"The school has an ethos. This is what the parents want. This is the education they want for our children. We would not do anything to undermine parents' choice. There are some areas students would have minimal knowledge of.
"You're expected to have a lot of knowledge of things like The X Factor.Facebook. It's trivia. Sometimes exam bodies aim for the lowest common denominator when this is not a way of life we would encourage.We don't deal with sexuality in any form."
An Ofqual spokesman said it would be for exam boards to decide whether the school's actions constituted "malpractice".
In guidance published earlier this year, after revelations that Yesodey Hatorah had blacked out questions on creationism in a GCSE paper, Ofqual said: "Denying learners access to all the questions on a paper prevents the candidate achieving their full potential and therefore disadvantages them."
But Rabbi Pinter said students were prepared to lose marks. "This is part of education," he said. "Sometimes you pay a price for what you believe in, sometimes there are consequences. You proudly give up these marks; that's how [students] feel."
Stephen Evans, campaigns manager for the National Secular Society, said this was an "intellectual betrayal" of the school's pupils. "Advising young people not to answer exam questions is clearly not in the students' best interests," he added.
Jonathan Rabson, executive director of the National Association of Jewish Orthodox Schools (Najos), said some of his members advised students not to answer certain questions.
"Our parents trust us to ensure that our pupils are protected from elements that they do not wish them to be exposed to," he added. "We have to tread very carefully: we do not want to do anything illegal and we want our pupils to have the opportunity for broad education and choice."
Rabbi Pinter said his school's no-notice inspection was a result of unspecified complaints made to Ofsted that were subsequently proven to be "completely unfounded". Two other Jewish schools were included in the wave of around 40 unannounced inspections carried out in September.
The overall grade of London's JFS, the largest Jewish school in Europe, fell from outstanding to requires improvement. This prompted complaints from Najos that its schools were being unfairly targeted, with inspectors asking students inappropriate questions about sex and creating a "climate of hostility".
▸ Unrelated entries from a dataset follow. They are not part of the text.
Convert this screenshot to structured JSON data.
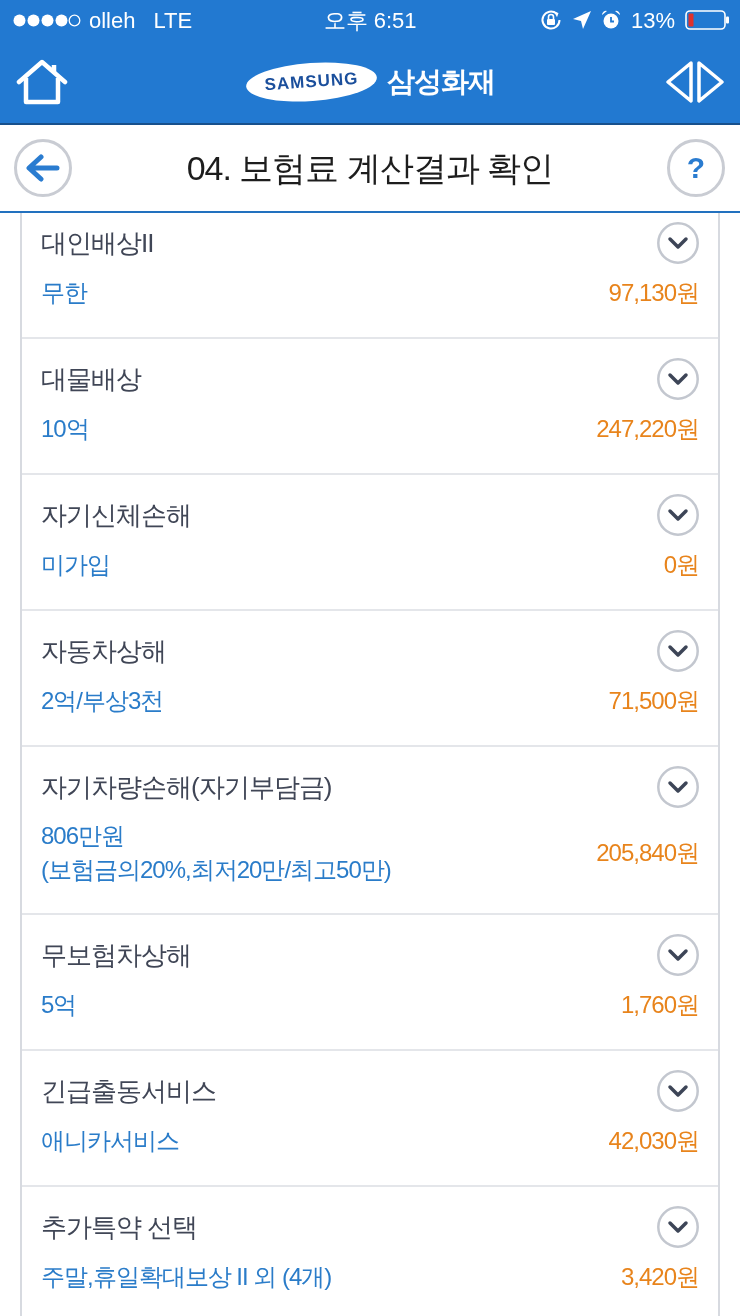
{
  "status_bar": {
    "carrier": "olleh",
    "network": "LTE",
    "time": "오후 6:51",
    "battery": "13%"
  },
  "app_header": {
    "logo_text": "SAMSUNG",
    "title": "삼성화재"
  },
  "page_header": {
    "title": "04. 보험료 계산결과 확인",
    "help_label": "?"
  },
  "coverages": [
    {
      "name": "대인배상II",
      "detail": [
        "무한"
      ],
      "premium": "97,130원",
      "expanded": false
    },
    {
      "name": "대물배상",
      "detail": [
        "10억"
      ],
      "premium": "247,220원",
      "expanded": false
    },
    {
      "name": "자기신체손해",
      "detail": [
        "미가입"
      ],
      "premium": "0원",
      "expanded": false
    },
    {
      "name": "자동차상해",
      "detail": [
        "2억/부상3천"
      ],
      "premium": "71,500원",
      "expanded": false
    },
    {
      "name": "자기차량손해(자기부담금)",
      "detail": [
        "806만원",
        "(보험금의20%,최저20만/최고50만)"
      ],
      "premium": "205,840원",
      "expanded": false
    },
    {
      "name": "무보험차상해",
      "detail": [
        "5억"
      ],
      "premium": "1,760원",
      "expanded": false
    },
    {
      "name": "긴급출동서비스",
      "detail": [
        "애니카서비스"
      ],
      "premium": "42,030원",
      "expanded": false
    },
    {
      "name": "추가특약 선택",
      "detail": [
        "주말,휴일확대보상 II 외 (4개)"
      ],
      "premium": "3,420원",
      "expanded": false
    }
  ]
}
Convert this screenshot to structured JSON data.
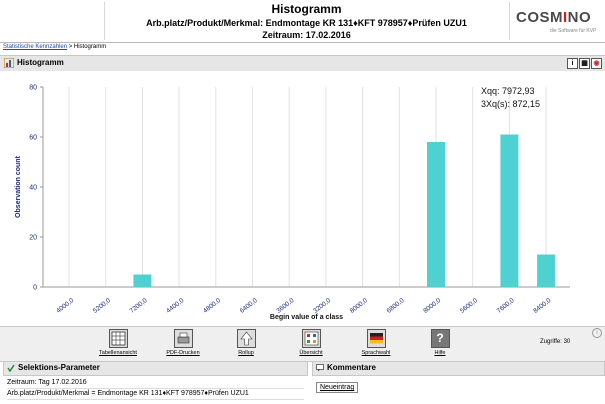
{
  "header": {
    "title": "Histogramm",
    "line1": "Arb.platz/Produkt/Merkmal: Endmontage KR 131♦KFT 978957♦Prüfen UZU1",
    "line2": "Zeitraum: 17.02.2016",
    "logo": {
      "pre": "COSM",
      "accent": "I",
      "post": "NO",
      "tagline": "die Software für KVP"
    }
  },
  "breadcrumb": {
    "link": "Statistische Kennzahlen",
    "separator": " > ",
    "current": "Histogramm"
  },
  "panel": {
    "title": "Histogramm",
    "tools": [
      "info-icon",
      "export-icon",
      "settings-icon"
    ]
  },
  "chart_data": {
    "type": "bar",
    "xlabel": "Begin value of a class",
    "ylabel": "Observation count",
    "ylim": [
      0,
      80
    ],
    "yticks": [
      0,
      20,
      40,
      60,
      80
    ],
    "categories": [
      "4000,0",
      "5200,0",
      "7200,0",
      "4400,0",
      "4800,0",
      "6400,0",
      "3600,0",
      "3200,0",
      "8000,0",
      "6800,0",
      "8000,0",
      "5600,0",
      "7600,0",
      "8400,0"
    ],
    "values": [
      0,
      0,
      5,
      0,
      0,
      0,
      0,
      0,
      0,
      0,
      58,
      0,
      61,
      13
    ],
    "annotations": [
      "Xqq: 7972,93",
      "3Xq(s): 872,15"
    ],
    "bar_color": "#4fd1d1",
    "grid": "vertical"
  },
  "toolbar": {
    "buttons": [
      {
        "label": "Tabellenansicht",
        "icon": "table-icon"
      },
      {
        "label": "PDF-Drucken",
        "icon": "printer-icon"
      },
      {
        "label": "Rollup",
        "icon": "arrow-up-icon"
      },
      {
        "label": "Übersicht",
        "icon": "overview-icon"
      },
      {
        "label": "Sprachwahl",
        "icon": "flag-icon"
      },
      {
        "label": "Hilfe",
        "icon": "help-icon"
      }
    ],
    "zugriffe": "Zugriffe: 30"
  },
  "selection": {
    "title": "Selektions-Parameter",
    "zeitraum": "Zeitraum: Tag 17.02.2016",
    "merkmal": "Arb.platz/Produkt/Merkmal = Endmontage KR 131♦KFT 978957♦Prüfen UZU1"
  },
  "comments": {
    "title": "Kommentare",
    "new_entry": "Neueintrag"
  }
}
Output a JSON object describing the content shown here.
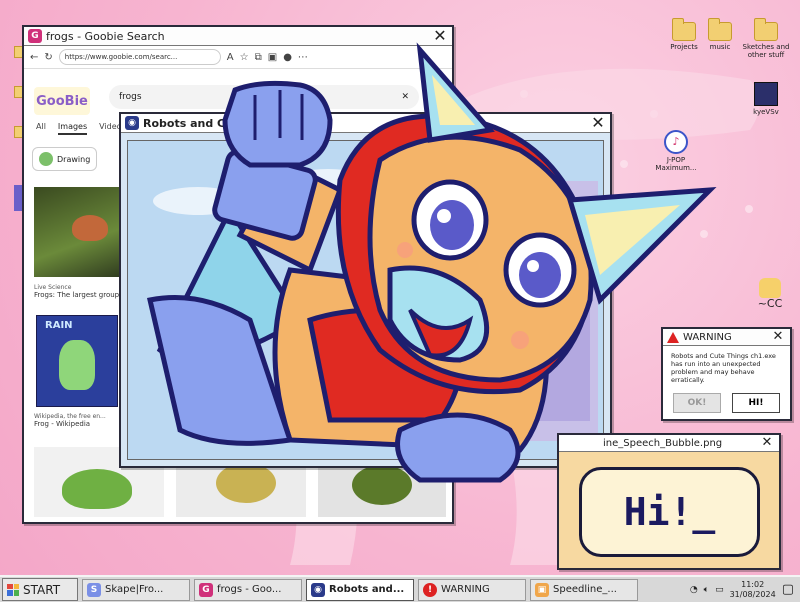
{
  "desktop": {
    "icons": [
      {
        "label": "Projects"
      },
      {
        "label": "music"
      },
      {
        "label": "Sketches and other stuff"
      },
      {
        "label": "kyeVSv"
      },
      {
        "label": "J-POP Maximum..."
      },
      {
        "label": "~CC"
      }
    ]
  },
  "browser": {
    "title": "frogs - Goobie Search",
    "url": "https://www.goobie.com/searc...",
    "logo": "GooBie",
    "query": "frogs",
    "tabs": [
      "All",
      "Images",
      "Videos"
    ],
    "chip_label": "Drawing",
    "results": [
      {
        "source": "Live Science",
        "title": "Frogs: The largest group..."
      },
      {
        "source": "Wikipedia, the free en...",
        "title": "Frog - Wikipedia"
      }
    ],
    "drawing_text": "RAIN"
  },
  "robots_window": {
    "title": "Robots and Cute"
  },
  "warning": {
    "title": "WARNING",
    "message": "Robots and Cute Things ch1.exe has run into an unexpected problem and may behave erratically.",
    "ok_label": "OK!",
    "hi_label": "HI!"
  },
  "speech_window": {
    "title": "ine_Speech_Bubble.png",
    "bubble_text": "Hi!_"
  },
  "taskbar": {
    "start_label": "START",
    "tasks": [
      {
        "label": "Skape|Fro...",
        "icon": "skape-icon"
      },
      {
        "label": "frogs - Goo...",
        "icon": "goobie-icon"
      },
      {
        "label": "Robots and...",
        "icon": "robot-icon"
      },
      {
        "label": "WARNING",
        "icon": "warning-icon"
      },
      {
        "label": "Speedline_...",
        "icon": "image-icon"
      }
    ],
    "time": "11:02",
    "date": "31/08/2024"
  },
  "colors": {
    "desktop_bg": "#f7b4d0",
    "character_orange": "#f4b469",
    "character_red": "#e02a22",
    "character_blue": "#8aa0ee",
    "outline": "#1e1e6e"
  }
}
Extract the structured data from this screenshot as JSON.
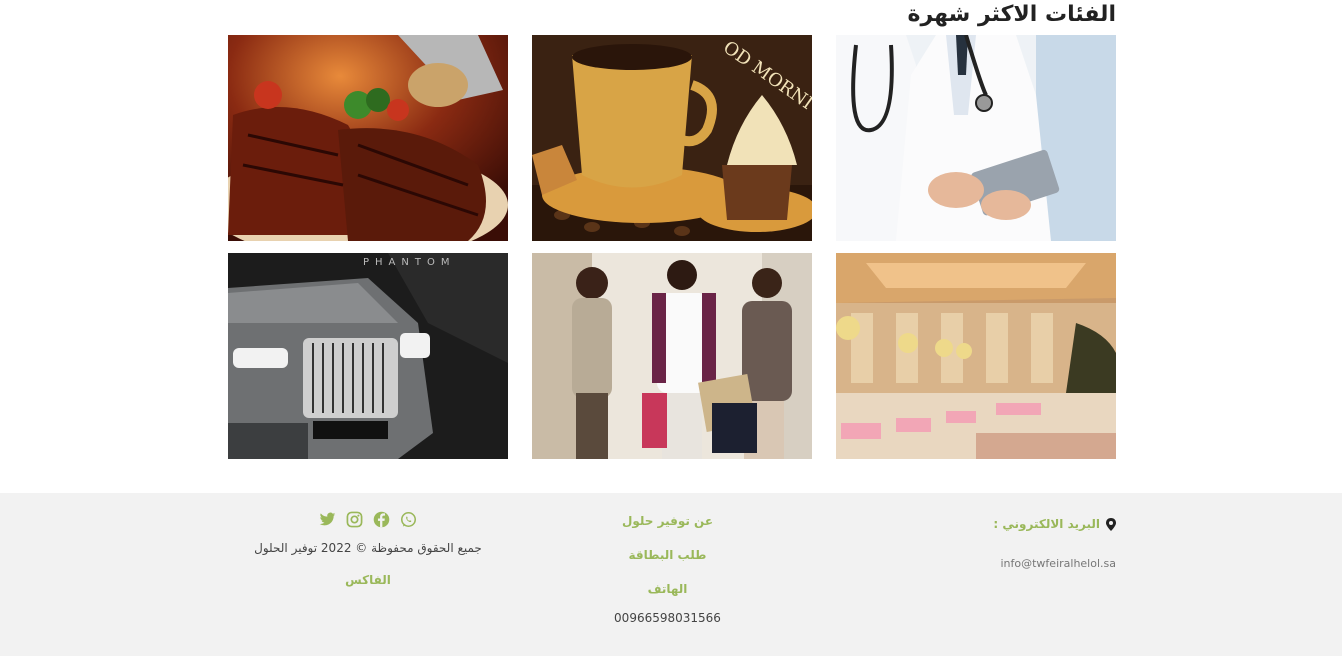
{
  "section": {
    "title": "الفئات الاكثر شهرة"
  },
  "categories": [
    {
      "id": "food",
      "image_text": ""
    },
    {
      "id": "coffee",
      "image_text": "OD MORNI"
    },
    {
      "id": "medical",
      "image_text": ""
    },
    {
      "id": "car",
      "image_text": "PHANTOM"
    },
    {
      "id": "shopping",
      "image_text": ""
    },
    {
      "id": "hall",
      "image_text": ""
    }
  ],
  "footer": {
    "contact": {
      "email_label": "البريد الالكتروني :",
      "email_value": "info@twfeiralhelol.sa"
    },
    "links": {
      "about": "عن توفير حلول",
      "card_request": "طلب البطاقة",
      "phone_label": "الهاتف",
      "phone_value": "00966598031566"
    },
    "social": {
      "copyright": "جميع الحقوق محفوظة © 2022 توفير الحلول",
      "fax_label": "الفاكس",
      "icons": [
        "whatsapp-icon",
        "facebook-icon",
        "instagram-icon",
        "twitter-icon"
      ]
    },
    "colors": {
      "accent": "#9ab85a",
      "background": "#f2f2f2"
    }
  }
}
But Rabbi Pinter voiced support for the no-notice approach. "There has been some criticism in other schools, but.[the inspectors] were very respectful, understood the school's ethos and we didn't have any issues."